The Serbian Chess Federation was host to the FIDE Zone 1.5 meeting, which was held on 17th July at Master Hall in Novi Sad, the venue of the International Championship of Vojvodina.
The meeting was chaired by President of FIDE Zone 1.5 and President of Serbian Chess Federation Miroslav Kopanja.
FIDE President Kirsan Ilyumzhinov, Executive Assistant Berik Balgabaev, Presidents and officials of Montenegro, Turkish, Greek and Albanian Chess Federations attended the meeting.
The Agenda included:
– Development of Chess in Schools in Zone 1.5
– Cooperation between member countries, organization of tournaments for juniors and seniors, organization of seminars for arbiters, trainers and organizers, and exchange of players in the tournaments
FIDE President said that cooperation between the federations in Zone 1.5 is very important and the proposed topics will help in establishing stronger ties.
He explained that now the main goal of FIDE is to reach 1 billion chess players on the global scale.
When he was elected FIDE President in 1995, the main task was to unite the chess world. There were two World Champions and no funds. Now the chess world is united, we have one undisputed World Champion. In 1999 IOC recognized FIDE.
With these issues solved, FIDE can focus on Chess in Schools project. In 2012-2013 FIDE invested 3 million USD in this program. The funds were not from FIDE budget, as President and his friends provided donations.
Now Turkey, Greece, Montenegro and Albania have strong Chess in Schools programs.
Armenia, also member of Zone 1.5, will host a big international conference on Chess in Schools in October. FIDE President invited all federations to attend the conference and share their expertise.
President of Serbian Chess Federation spoke about the difficulties that follow the program. Six years ago Serbian Ministry of Education introduced chess as optional subject in the elementary schools.
As with every public system there were some obstacles and Serbian federation didn’t do enough to fight these off and use the tremendous potential.
Teachers who do not play chess are hesitant to learn new skills and to pass them to children.
The federation has now introduced two manuals by Danko Bokan and Josip Dekic, which have rich graphics and help the teachers (even those who don’t play chess) to introduce the basic rules of chess to kids through play and fairytales.
These manuals are also offered to other federations for translation to their respective languages.
Theodoros Tsorbatzoglou, member of the ECU Board, said that three months ago Ministries of Education in Romania and Greece simultaneously introduced Chess in Schools projects which are almost identical.

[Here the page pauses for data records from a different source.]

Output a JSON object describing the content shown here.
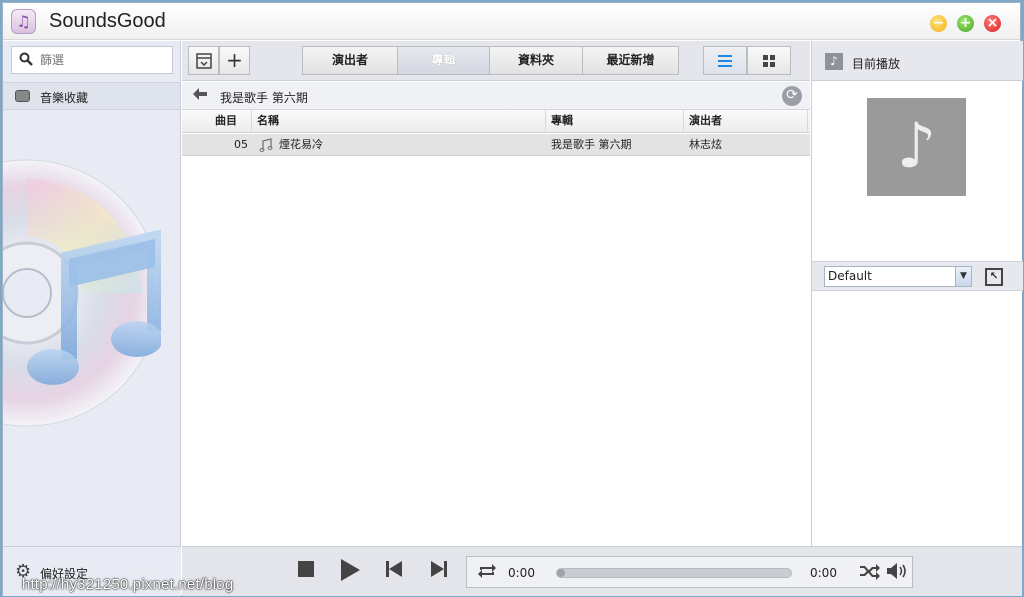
{
  "app": {
    "title": "SoundsGood",
    "icon": "music-note-icon"
  },
  "window_controls": {
    "minimize": "−",
    "maximize": "+",
    "close": "×"
  },
  "sidebar": {
    "search": {
      "placeholder": "篩選",
      "value": ""
    },
    "library_label": "音樂收藏",
    "preferences_label": "偏好設定"
  },
  "toolbar": {
    "tabs": [
      {
        "label": "演出者",
        "active": false
      },
      {
        "label": "專輯",
        "active": true
      },
      {
        "label": "資料夾",
        "active": false
      },
      {
        "label": "最近新增",
        "active": false
      }
    ]
  },
  "breadcrumb": {
    "label": "我是歌手 第六期"
  },
  "table": {
    "columns": [
      "曲目",
      "名稱",
      "專輯",
      "演出者"
    ],
    "rows": [
      {
        "track": "05",
        "name": "煙花易冷",
        "album": "我是歌手 第六期",
        "artist": "林志炫"
      }
    ]
  },
  "now_playing": {
    "header": "目前播放",
    "preset": "Default"
  },
  "player": {
    "time_current": "0:00",
    "time_total": "0:00",
    "progress": 0
  },
  "watermark": "http://hy321250.pixnet.net/blog",
  "colors": {
    "accent_blue": "#1e88e5",
    "close_red": "#d92424",
    "min_yellow": "#f0b11a",
    "max_green": "#4aa92a"
  }
}
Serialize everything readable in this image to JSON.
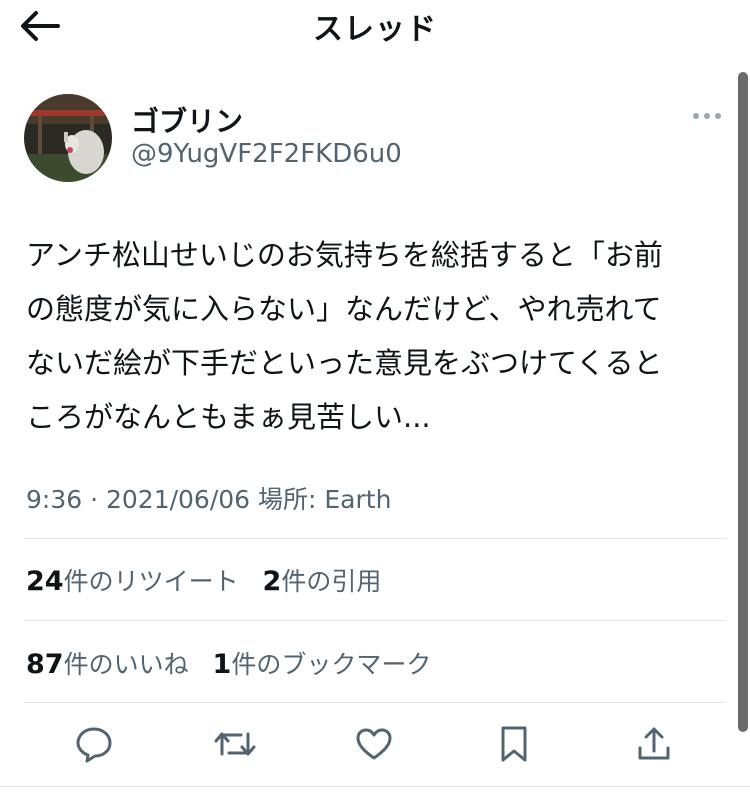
{
  "header": {
    "title": "スレッド",
    "back_icon": "arrow-left-icon"
  },
  "author": {
    "name": "ゴブリン",
    "handle": "@9YugVF2F2FKD6u0",
    "avatar_icon": "user-avatar-photo"
  },
  "tweet": {
    "lines": [
      "アンチ松山せいじのお気持ちを総括すると「お前",
      "の態度が気に入らない」なんだけど、やれ売れて",
      "ないだ絵が下手だといった意見をぶつけてくると",
      "ころがなんともまぁ見苦しい..."
    ],
    "meta": "9:36 · 2021/06/06 場所: Earth"
  },
  "stats": {
    "retweets": {
      "count": "24",
      "label": "件のリツイート"
    },
    "quotes": {
      "count": "2",
      "label": "件の引用"
    },
    "likes": {
      "count": "87",
      "label": "件のいいね"
    },
    "bookmarks": {
      "count": "1",
      "label": "件のブックマーク"
    }
  },
  "actions": [
    "reply-icon",
    "retweet-icon",
    "like-icon",
    "bookmark-icon",
    "share-icon"
  ],
  "colors": {
    "text": "#0f1419",
    "secondary": "#536471",
    "divider": "#e1e5e8"
  }
}
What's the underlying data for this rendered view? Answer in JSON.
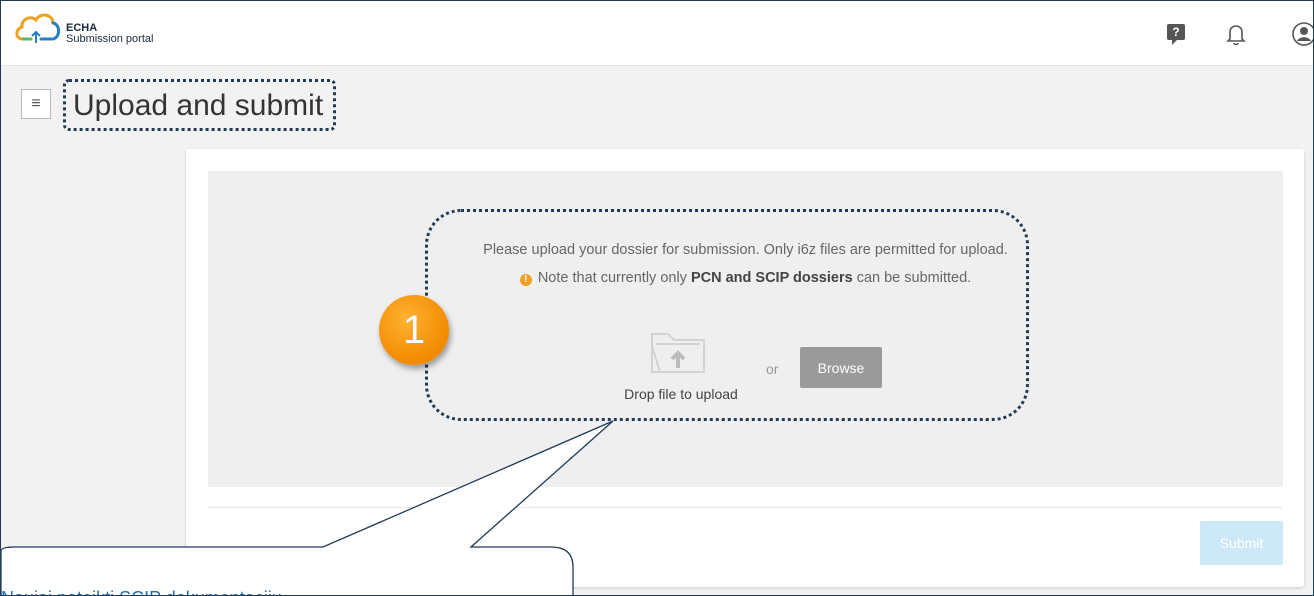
{
  "header": {
    "brand_line1": "ECHA",
    "brand_line2": "Submission portal",
    "icons": [
      "help-icon",
      "bell-icon",
      "user-icon"
    ]
  },
  "page": {
    "title": "Upload and submit"
  },
  "upload": {
    "instructions": "Please upload your dossier for submission. Only i6z files are permitted for upload.",
    "note_prefix": "Note that currently only ",
    "note_bold": "PCN and SCIP dossiers",
    "note_suffix": " can be submitted.",
    "drop_label": "Drop file to upload",
    "or_label": "or",
    "browse_label": "Browse"
  },
  "actions": {
    "submit_label": "Submit"
  },
  "annotation": {
    "step_number": "1",
    "callout_text": "Naujai pateikti SCIP dokumentacijų"
  },
  "colors": {
    "accent_orange": "#f28a00",
    "frame_navy": "#1f3b57",
    "callout_blue": "#1f6fb2",
    "submit_disabled": "#cde8f7",
    "browse_gray": "#9a9a9a"
  }
}
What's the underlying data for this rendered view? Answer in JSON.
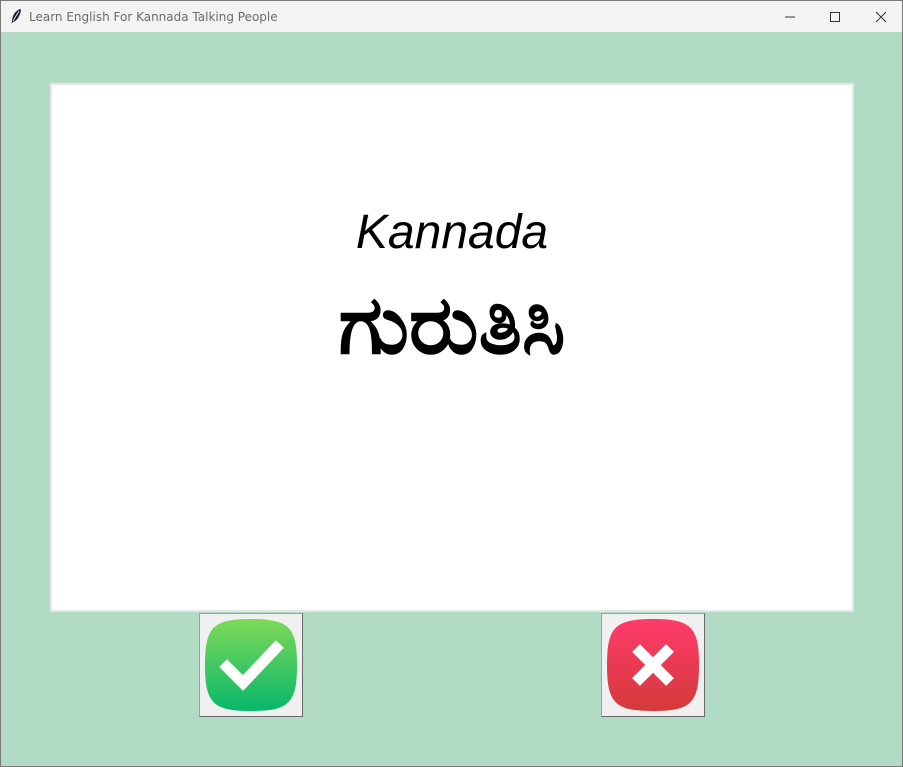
{
  "window": {
    "title": "Learn English For Kannada Talking People"
  },
  "card": {
    "language": "Kannada",
    "word": "ಗುರುತಿಸಿ"
  },
  "buttons": {
    "right_icon": "checkmark-icon",
    "wrong_icon": "cross-icon"
  },
  "colors": {
    "background": "#b1dbc5",
    "card": "#ffffff",
    "right_button_top": "#7ed957",
    "right_button_bottom": "#08b76b",
    "wrong_button_top": "#ff3b6b",
    "wrong_button_bottom": "#d43a3a"
  }
}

Tsorbatzoglou urged on all chess officials not to use the CIS projects for political means.
He explained that at the moment there are many different programs – FIDE, ECU, Greece, etc. This should all be unified under one single CIS program, which would then have many different methods of teaching.
Tsorbatzoglou also noted that the European Championships are losing on quality and quantity, and that the prize funds are dropping. He proposed to FIDE President to consider return to format with Zonal tournaments as qualification for the World Cup.
Angelina Vukovic, President of Montenegro Chess Federation, said that her country started Chess in Schools project in 2004.
There are two textbooks for two levels. In cooperation with the Ministry of Education and Sports, every single school has a teacher for chess.
Vukovic agreed with Tsorbatzoglou that there is a need to establish a unified CIS program.
The representative of Turkish Chess Federation said that in his country chess is the sport with the greatest number of registered players, exceeding even the ever-popular football.
In Turkey kids learn chess while going to school, at the age 7-17. He noted that after going to college many give up on playing chess. The main task is to reduce the number of dropouts.
Majlinda Pilinci, General Secretary of Albanian Chess Federation, said that Albania’s main concern at the moment is to increase the number of chess players and raise their competitive level.
The World Championship Match between Hou Yifan and Humpy Koneru had a huge positive impact on promotion of chess in Albania.
Mikhail Gorbachev’s visit, which was connected with chess and not politics, also attracted huge interest.
Garry Kasparov also visited Albania and met with the Prime Minister. His visit helped for further promotion of Chess in Schools.
Zoran Bojovic, President of Central Serbia Chess Federation, remarked that there should be more FIDE Lecturers for Arbiters and Trainers. He called on FIDE to further expand the activity with Seminars.
Miodrag Rakic, President of Belgrade Chess Union, said that despite the huge number of chess players Serbia is lacking quality trainers.
Theodoros Tsorbatzoglou proposed to Serbian Chess Federation to get in touch with Chairman of FIDE Trainers’ Commission GM Adrian Mikhalchishin who is fluent in Yugoslav languages and can help organize the Seminars.
Miroslav Kopanja invited the member federations to exchange the tournament calendars and propose possible exchanges of players from January 2015.